For most college professors, the week before classes begin is usually full of activities, including meetings, syllabus/course planning, office organization (or reorganization), etc. At ULM there are also a number of faculty development workshops held during this week on topics related to teaching and learning, technology, and a host of other professional areas. Although this is a busy week for everyone, I try to attend at least a few of the sessions each semester, and I always come away having learned something new or looking at a topic from a different perspective. One of the sessions I attended this semester was titled Teaching Styles versus Learning Styles, presented by Dr. Deanna M. Buczala, Director of the Office for Course Redesign at ULM. The presentation was very well done, with lots of great information on pedagogical techniques – things which could be applied to virtually every area of music education, from applied lessons to classroom teaching. One main point I took away from her presentation is that the way we learn as individuals might not always be the most effective way to teach others. Dr. Buczala also discussed five different teaching styles, and had each of us take a short survey to determine which teaching styles we employ. If interested, you can take the teaching style survey here. Once you’ve taken the survey, make a note of your ratings in each of the five categories: Expert, Formal Authority, Personal Model, Facilitator, and Delegator. Here are descriptions of those teaching styles, along with advantages and disadvantages to each. This material is quoted from Dr. Buczala’s handout.

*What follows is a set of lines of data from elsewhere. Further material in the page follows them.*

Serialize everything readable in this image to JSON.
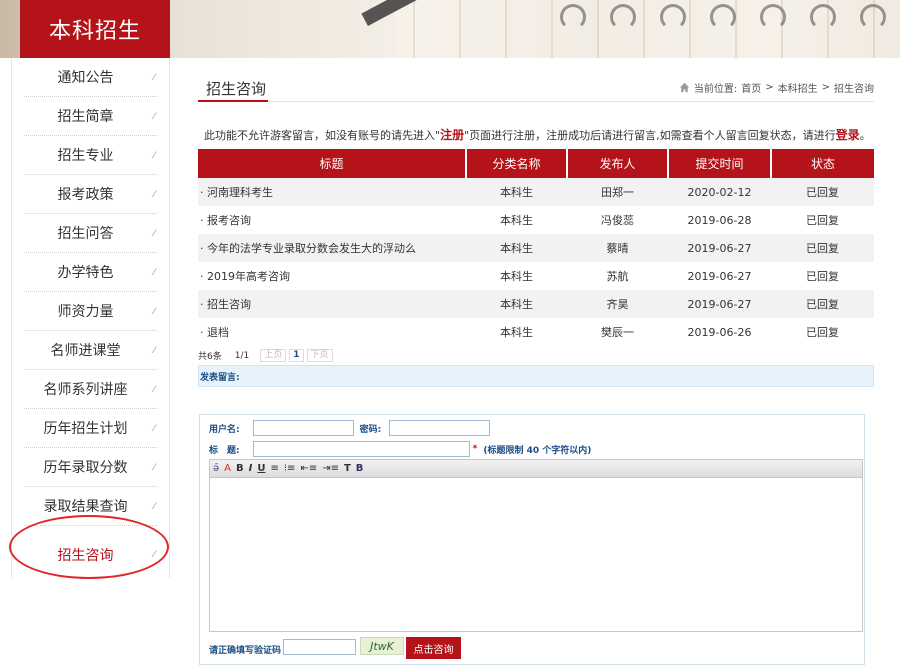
{
  "brand": {
    "title": "本科招生"
  },
  "sidebar": {
    "items": [
      {
        "label": "通知公告"
      },
      {
        "label": "招生简章"
      },
      {
        "label": "招生专业"
      },
      {
        "label": "报考政策"
      },
      {
        "label": "招生问答"
      },
      {
        "label": "办学特色"
      },
      {
        "label": "师资力量"
      },
      {
        "label": "名师进课堂"
      },
      {
        "label": "名师系列讲座"
      },
      {
        "label": "历年招生计划"
      },
      {
        "label": "历年录取分数"
      },
      {
        "label": "录取结果查询"
      },
      {
        "label": "招生咨询",
        "active": true
      }
    ],
    "arrow": "⁄"
  },
  "page": {
    "title": "招生咨询",
    "breadcrumb": {
      "prefix": "当前位置:",
      "home": "首页",
      "sep": ">",
      "level1": "本科招生",
      "level2": "招生咨询"
    },
    "notice": {
      "part1": "此功能不允许游客留言，如没有账号的请先进入\"",
      "register": "注册",
      "part2": "\"页面进行注册，注册成功后请进行留言,如需查看个人留言回复状态，请进行",
      "login": "登录",
      "part3": "。"
    }
  },
  "table": {
    "headers": [
      "标题",
      "分类名称",
      "发布人",
      "提交时间",
      "状态"
    ],
    "rows": [
      {
        "title": "· 河南理科考生",
        "category": "本科生",
        "author": "田郑一",
        "date": "2020-02-12",
        "status": "已回复"
      },
      {
        "title": "· 报考咨询",
        "category": "本科生",
        "author": "冯俊蕊",
        "date": "2019-06-28",
        "status": "已回复"
      },
      {
        "title": "· 今年的法学专业录取分数会发生大的浮动么",
        "category": "本科生",
        "author": "蔡晴",
        "date": "2019-06-27",
        "status": "已回复"
      },
      {
        "title": "· 2019年高考咨询",
        "category": "本科生",
        "author": "苏航",
        "date": "2019-06-27",
        "status": "已回复"
      },
      {
        "title": "· 招生咨询",
        "category": "本科生",
        "author": "齐昊",
        "date": "2019-06-27",
        "status": "已回复"
      },
      {
        "title": "· 退档",
        "category": "本科生",
        "author": "樊辰一",
        "date": "2019-06-26",
        "status": "已回复"
      }
    ]
  },
  "pager": {
    "count": "共6条",
    "pages": "1/1",
    "prev": "上页",
    "current": "1",
    "next": "下页"
  },
  "post": {
    "bar_label": "发表留言:",
    "username_label": "用户名:",
    "password_label": "密码:",
    "subject_label": "标　题:",
    "required_mark": "*",
    "subject_hint": "(标题限制 40 个字符以内)",
    "toolbar": [
      "ǝ̄",
      "A",
      "B",
      "I",
      "U",
      "≡",
      "⁝≡",
      "⇤≡",
      "⇥≡",
      "T",
      "B"
    ],
    "captcha_label": "请正确填写验证码",
    "captcha_code": "JtwK",
    "submit_label": "点击咨询"
  }
}
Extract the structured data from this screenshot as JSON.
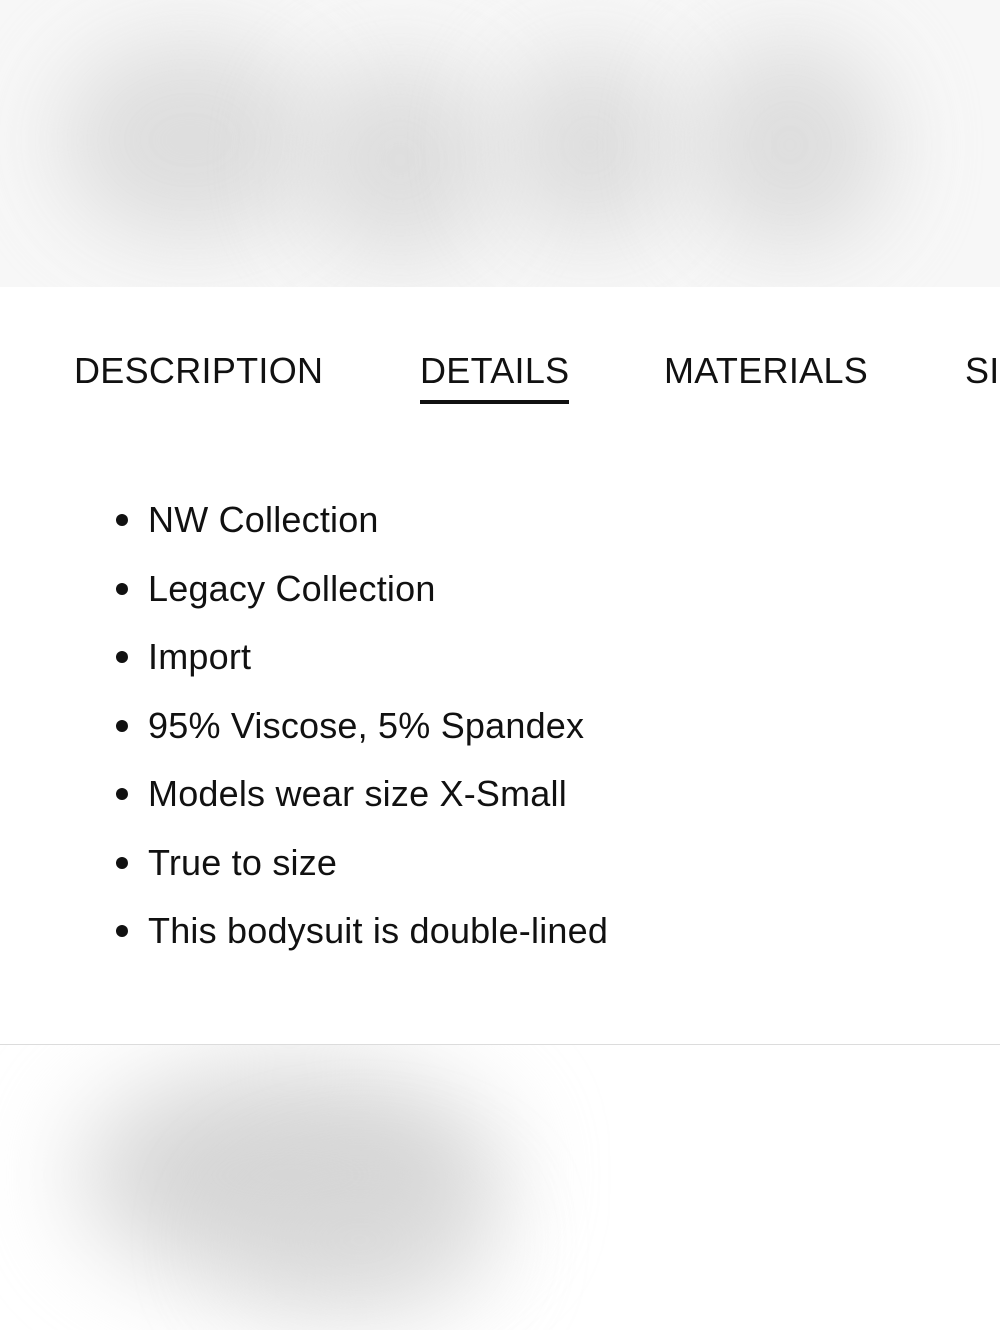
{
  "tabs": [
    {
      "label": "DESCRIPTION",
      "active": false
    },
    {
      "label": "DETAILS",
      "active": true
    },
    {
      "label": "MATERIALS",
      "active": false
    },
    {
      "label": "SI",
      "active": false
    }
  ],
  "details": {
    "items": [
      "NW Collection",
      "Legacy Collection",
      "Import",
      "95% Viscose, 5% Spandex",
      "Models wear size X-Small",
      "True to size",
      "This bodysuit is double-lined"
    ]
  },
  "colors": {
    "text": "#111111",
    "active_underline": "#111111",
    "divider": "#dcdcdc",
    "background": "#ffffff"
  }
}
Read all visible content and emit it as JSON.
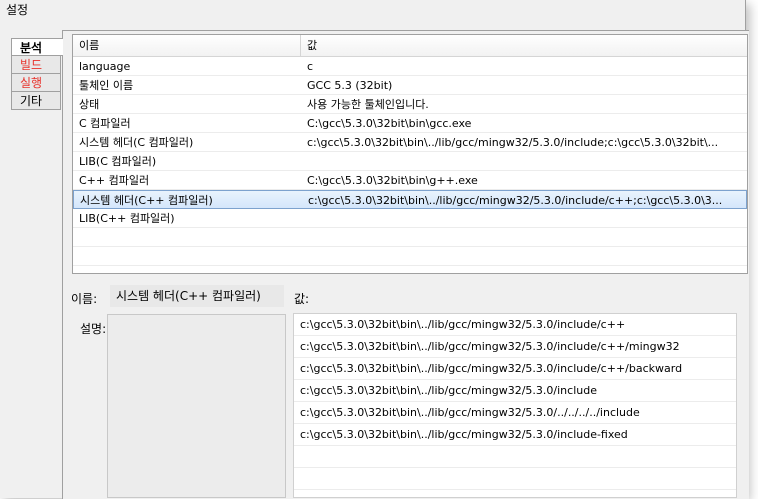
{
  "window": {
    "title": "설정"
  },
  "sidebar": {
    "tabs": [
      {
        "label": "분석",
        "color": "#000000"
      },
      {
        "label": "빌드",
        "color": "#e8312a"
      },
      {
        "label": "실행",
        "color": "#e8312a"
      },
      {
        "label": "기타",
        "color": "#000000"
      }
    ]
  },
  "grid": {
    "headers": {
      "name": "이름",
      "value": "값"
    },
    "rows": [
      {
        "name": "language",
        "value": "c"
      },
      {
        "name": "툴체인 이름",
        "value": "GCC 5.3 (32bit)"
      },
      {
        "name": "상태",
        "value": "사용 가능한 툴체인입니다."
      },
      {
        "name": "C 컴파일러",
        "value": "C:\\gcc\\5.3.0\\32bit\\bin\\gcc.exe"
      },
      {
        "name": "시스템 헤더(C 컴파일러)",
        "value": "c:\\gcc\\5.3.0\\32bit\\bin\\../lib/gcc/mingw32/5.3.0/include;c:\\gcc\\5.3.0\\32bit\\..."
      },
      {
        "name": "LIB(C 컴파일러)",
        "value": ""
      },
      {
        "name": "C++ 컴파일러",
        "value": "C:\\gcc\\5.3.0\\32bit\\bin\\g++.exe"
      },
      {
        "name": "시스템 헤더(C++ 컴파일러)",
        "value": "c:\\gcc\\5.3.0\\32bit\\bin\\../lib/gcc/mingw32/5.3.0/include/c++;c:\\gcc\\5.3.0\\3..."
      },
      {
        "name": "LIB(C++ 컴파일러)",
        "value": ""
      }
    ],
    "selected_index": 7
  },
  "detail": {
    "name_label": "이름:",
    "name_value": "시스템 헤더(C++ 컴파일러)",
    "value_label": "값:",
    "desc_label": "설명:",
    "values": [
      "c:\\gcc\\5.3.0\\32bit\\bin\\../lib/gcc/mingw32/5.3.0/include/c++",
      "c:\\gcc\\5.3.0\\32bit\\bin\\../lib/gcc/mingw32/5.3.0/include/c++/mingw32",
      "c:\\gcc\\5.3.0\\32bit\\bin\\../lib/gcc/mingw32/5.3.0/include/c++/backward",
      "c:\\gcc\\5.3.0\\32bit\\bin\\../lib/gcc/mingw32/5.3.0/include",
      "c:\\gcc\\5.3.0\\32bit\\bin\\../lib/gcc/mingw32/5.3.0/../../../../include",
      "c:\\gcc\\5.3.0\\32bit\\bin\\../lib/gcc/mingw32/5.3.0/include-fixed"
    ]
  }
}
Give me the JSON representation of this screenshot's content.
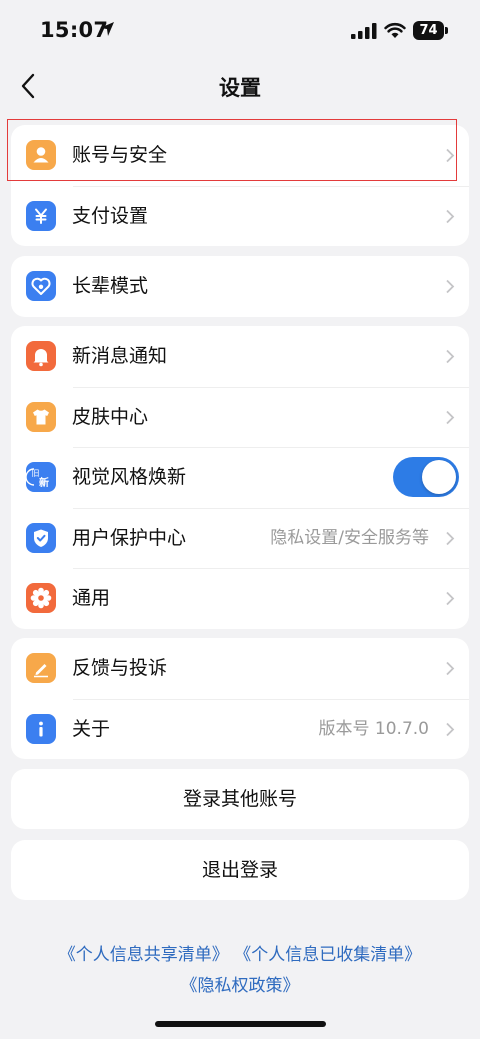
{
  "status_bar": {
    "time": "15:07",
    "battery": "74"
  },
  "nav": {
    "title": "设置"
  },
  "groups": [
    {
      "rows": [
        {
          "label": "账号与安全",
          "icon": "user-icon",
          "color": "#f7a84a"
        },
        {
          "label": "支付设置",
          "icon": "yuan-icon",
          "color": "#3b7ff0"
        }
      ]
    },
    {
      "rows": [
        {
          "label": "长辈模式",
          "icon": "elder-heart-icon",
          "color": "#3b7ff0"
        }
      ]
    },
    {
      "rows": [
        {
          "label": "新消息通知",
          "icon": "bell-icon",
          "color": "#f26a3c"
        },
        {
          "label": "皮肤中心",
          "icon": "tshirt-icon",
          "color": "#f7a84a"
        },
        {
          "label": "视觉风格焕新",
          "icon": "new-style-icon",
          "color": "#3b7ff0",
          "toggle_on": true,
          "icon_text_old": "旧",
          "icon_text_new": "新"
        },
        {
          "label": "用户保护中心",
          "icon": "shield-icon",
          "color": "#3b7ff0",
          "value": "隐私设置/安全服务等"
        },
        {
          "label": "通用",
          "icon": "gear-icon",
          "color": "#f26a3c"
        }
      ]
    },
    {
      "rows": [
        {
          "label": "反馈与投诉",
          "icon": "edit-icon",
          "color": "#f7a84a"
        },
        {
          "label": "关于",
          "icon": "info-icon",
          "color": "#3b7ff0",
          "value": "版本号 10.7.0"
        }
      ]
    }
  ],
  "actions": {
    "login_other": "登录其他账号",
    "logout": "退出登录"
  },
  "links": {
    "share_list": "《个人信息共享清单》",
    "collected_list": "《个人信息已收集清单》",
    "privacy_policy": "《隐私权政策》"
  },
  "colors": {
    "accent": "#2d7ce6",
    "highlight": "#e33b3b",
    "link": "#2f6bbf"
  }
}
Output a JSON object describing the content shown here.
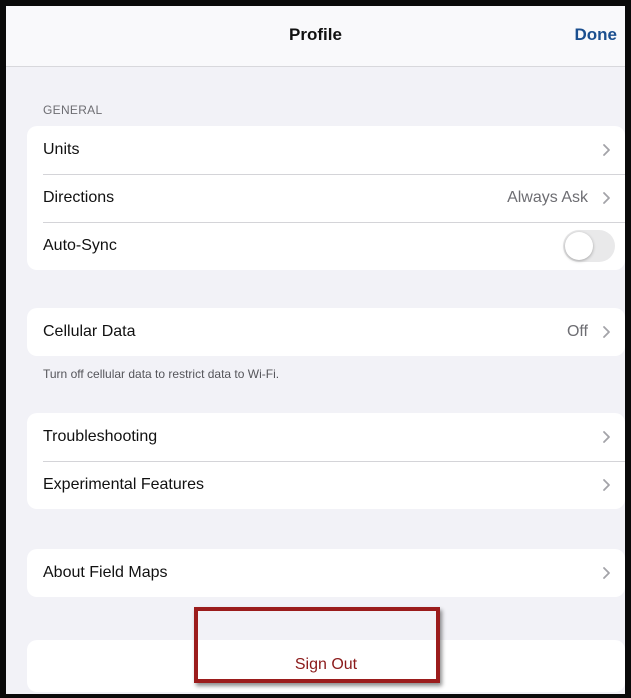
{
  "navbar": {
    "title": "Profile",
    "done_label": "Done"
  },
  "general": {
    "header": "GENERAL",
    "rows": [
      {
        "label": "Units",
        "value": ""
      },
      {
        "label": "Directions",
        "value": "Always Ask"
      },
      {
        "label": "Auto-Sync",
        "toggle_on": false
      }
    ]
  },
  "cellular": {
    "label": "Cellular Data",
    "value": "Off",
    "footnote": "Turn off cellular data to restrict data to Wi-Fi."
  },
  "support": {
    "rows": [
      {
        "label": "Troubleshooting"
      },
      {
        "label": "Experimental Features"
      }
    ]
  },
  "about": {
    "label": "About Field Maps"
  },
  "signout": {
    "label": "Sign Out"
  },
  "colors": {
    "accent": "#1b4f8f",
    "destructive": "#8b1a1a",
    "highlight": "#9b1c1c",
    "background": "#f2f2f7"
  },
  "icons": {
    "chevron": "chevron-right-icon"
  }
}
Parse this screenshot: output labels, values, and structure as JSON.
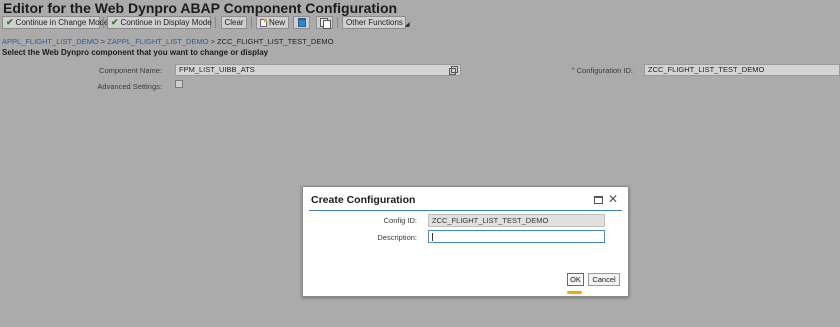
{
  "window": {
    "title": "Editor for the Web Dynpro ABAP Component Configuration"
  },
  "toolbar": {
    "change_mode": "Continue in Change Mode",
    "display_mode": "Continue in Display Mode",
    "clear": "Clear",
    "new": "New",
    "other_functions": "Other Functions",
    "icons": [
      "checkmark-icon",
      "checkmark-icon",
      "new-document-icon",
      "delete-icon",
      "copy-icon"
    ]
  },
  "breadcrumb": {
    "items": [
      "APPL_FLIGHT_LIST_DEMO",
      "ZAPPL_FLIGHT_LIST_DEMO",
      "ZCC_FLIGHT_LIST_TEST_DEMO"
    ],
    "separator": ">"
  },
  "main": {
    "subtitle": "Select the Web Dynpro component that you want to change or display",
    "component_label": "Component Name:",
    "component_value": "FPM_LIST_UIBB_ATS",
    "config_label": "Configuration ID:",
    "config_required": "*",
    "config_value": "ZCC_FLIGHT_LIST_TEST_DEMO",
    "advanced_label": "Advanced Settings:",
    "advanced_checked": false
  },
  "dialog": {
    "title": "Create Configuration",
    "config_label": "Config ID:",
    "config_value": "ZCC_FLIGHT_LIST_TEST_DEMO",
    "description_label": "Description:",
    "description_value": "",
    "ok": "OK",
    "cancel": "Cancel"
  },
  "colors": {
    "background": "#ababab",
    "link": "#2a5d99",
    "accent": "#3c86c4",
    "focus": "#f0ab00"
  }
}
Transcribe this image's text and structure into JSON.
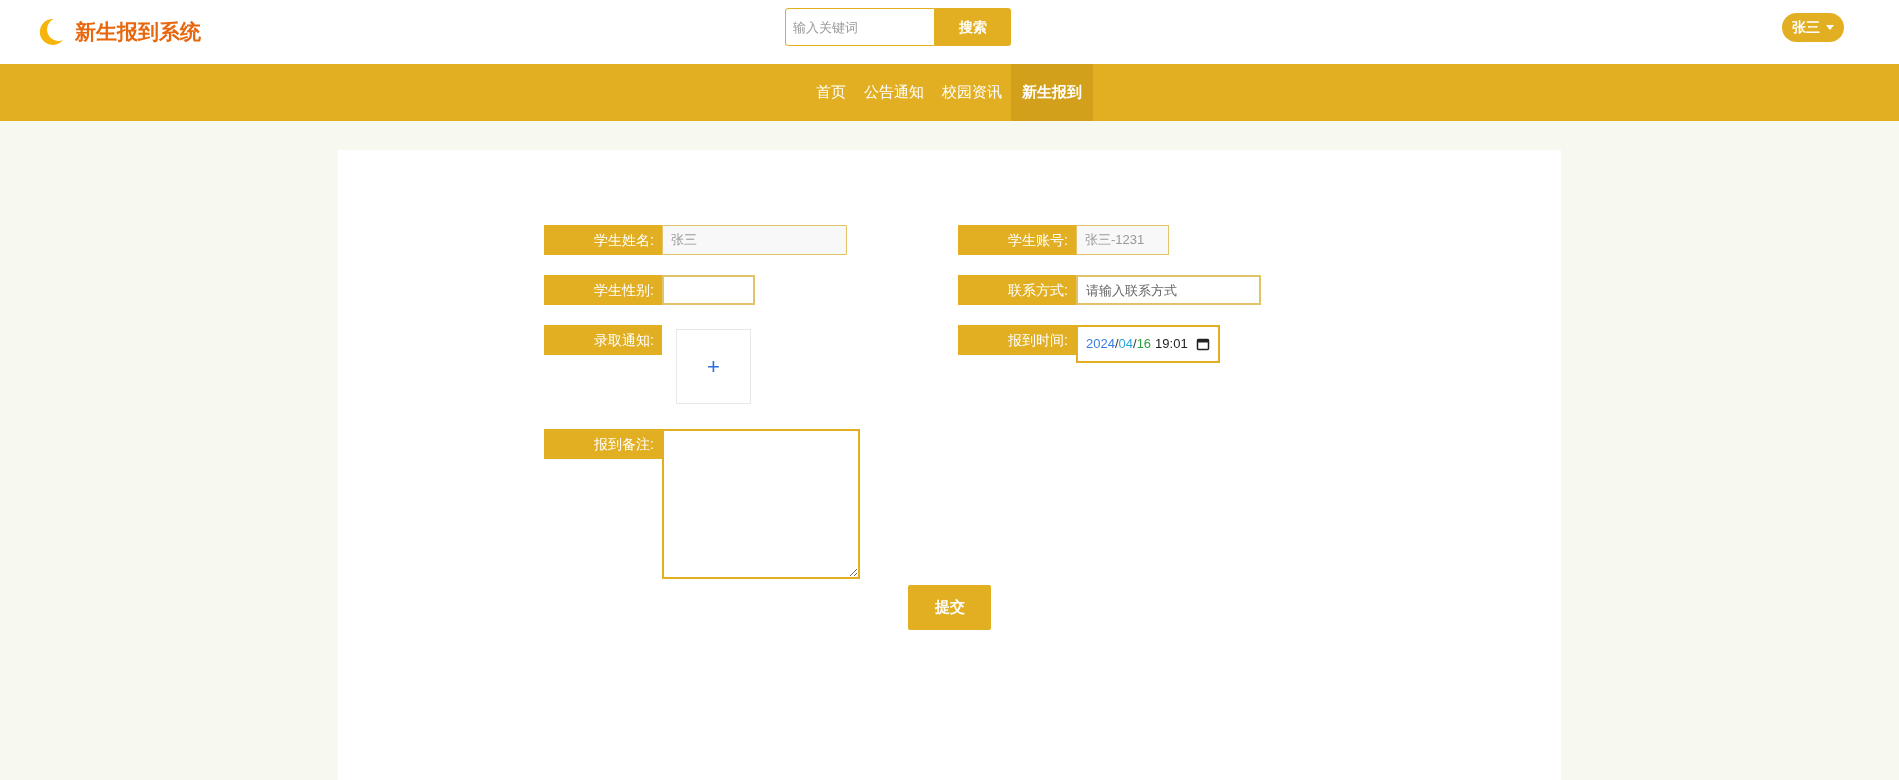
{
  "header": {
    "title": "新生报到系统",
    "search": {
      "placeholder": "输入关键词",
      "button": "搜索"
    },
    "user": "张三"
  },
  "nav": [
    {
      "label": "首页",
      "selected": false
    },
    {
      "label": "公告通知",
      "selected": false
    },
    {
      "label": "校园资讯",
      "selected": false
    },
    {
      "label": "新生报到",
      "selected": true
    }
  ],
  "form": {
    "rows": [
      [
        {
          "kind": "readonly",
          "label": "学生姓名:",
          "value": "张三"
        },
        {
          "kind": "readonly",
          "label": "学生账号:",
          "value": "张三-1231"
        }
      ],
      [
        {
          "kind": "input",
          "label": "学生性别:"
        },
        {
          "kind": "input",
          "label": "联系方式:",
          "placeholder": "请输入联系方式"
        }
      ],
      [
        {
          "kind": "upload",
          "label": "录取通知:",
          "button": "+"
        },
        {
          "kind": "datetime",
          "label": "报到时间:",
          "separator": "/",
          "segments": [
            {
              "text": "2024",
              "color": "#3b7ddd"
            },
            {
              "text": "04",
              "color": "#29a8e0"
            },
            {
              "text": "16",
              "color": "#2e9e3e"
            }
          ],
          "time": "19:01"
        }
      ],
      [
        {
          "kind": "textarea",
          "label": "报到备注:"
        }
      ]
    ],
    "submit": "提交"
  }
}
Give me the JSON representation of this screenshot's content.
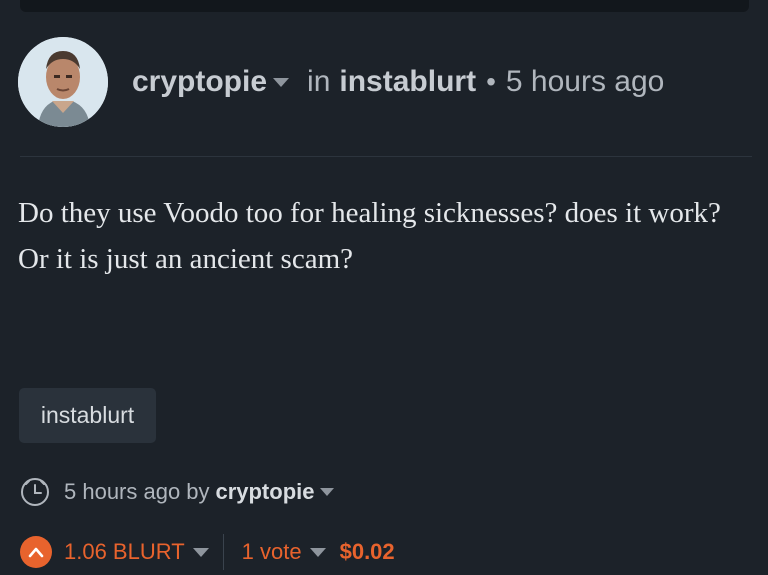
{
  "post": {
    "author": "cryptopie",
    "in_word": "in",
    "community": "instablurt",
    "separator_dot": "•",
    "time_ago": "5 hours ago",
    "body": "Do they use Voodo too for healing sicknesses? does it work? Or it is just an ancient scam?"
  },
  "tags": [
    "instablurt"
  ],
  "footer": {
    "time_ago": "5 hours ago",
    "by_word": "by",
    "author": "cryptopie"
  },
  "votes": {
    "payout": "1.06 BLURT",
    "count_label": "1 vote",
    "value": "$0.02"
  },
  "icons": {
    "avatar": "avatar-image",
    "author_menu": "chevron-down-icon",
    "clock": "clock-icon",
    "upvote": "upvote-icon"
  },
  "colors": {
    "background": "#1c2229",
    "accent": "#e8632d",
    "tag_bg": "#2a323b"
  }
}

Five Teaching Styles:
1. Expert: Possesses knowledge and expertise that students need. Expert teaching style strives to maintain status as an expert among students by displaying detailed knowledge. The professor-as-expert attempts to challenge students to enhance their competence. The expert concentrates on transmitting information, and requires that students be prepared to learn and use that information. Advantage: expert’s information, knowledge, and skills are the combined advantage of this teaching style. Disadvantage: if overused, the display of knowledge may intimidate less experienced students. Also, the display of knowledge and skills may not always reveal their underpinning.
2. Formal Authority: Possesses status among students because of knowledge, and role as a faculty member. In this style professors provide positive and negative feedback. The professor establishes learning goals and expectations and rules of conduct, providing students with a learning structure. Students concentrate on correct, acceptable, and standard methods. Advantage: focus is on clear expectations and acceptable method. Disadvantage: a strong investment in this style can lead to rigid, standardized, and less flexible ways of managing students and their concern.
3. Personal Model: Believes in teaching by personal example. This professor establishes a prototype for thinking and behavior, then oversees, guides, and directs by showing how to do things. A Personal Model teacher also encourages students to observe, then emulate the instructor’s approach. Advantage: an emphasis on direct observation and emulation of a role model. Disadvantage: some professors may believe that their approach is the best way, leading some students to feel inadequate if they cannot live up to the expectations and standards of the method they see.
4. Facilitator: Emphasizes the personal nature of teacher-student interactions. The professor guides and directs students by asking questions, exploring options, and suggesting alternatives. The professor encourages students to develop criteria to make informed choices. The professor concentrates on the overall classroom goal of developing the capacity for independent action, initiative, and responsibility, while providing students with as much support and encouragement as possible. Advantage: Personal flexibility provided by a professor‘s focus on students’ needs and goals. Disadvantage: style can be time consuming.
5. Delegator: This professor develops students’ capacity to function in an autonomous fashion. This educator encourages students to work on projects independently or as part of autonomous teams. He or she is available upon request as a resource person. Advantage: helping students perceive themselves as independent learners. Disadvantage: it may cause professors to misread student’s readiness for independent work.
Most teachers utilize a combination of the above, usually with one or more being dominant. Amongst the prominent horn teachers I’m familiar with, all of these styles are employed to varying degrees. Thinking back over the important/effective/influential teachers I’ve had over the years, I can see how they employed these various pedagogical approaches, even changing dominant styles when necessary to adapt to a specific student’s needs.
Teachers must understand how students think, and build from there using the basic principles and logic. See “Teaching and Helping Students Think and Do Better” on amazon.
#4 sounds a lot like music therapy, especially the time consuming part! Thanks for posting this – good food for thought.
Glad you like the post Lyle! I am partial to the facilitator style myself, but it is definitely more effective in a one-on-one/small group situation versus a large group or classroom scenario.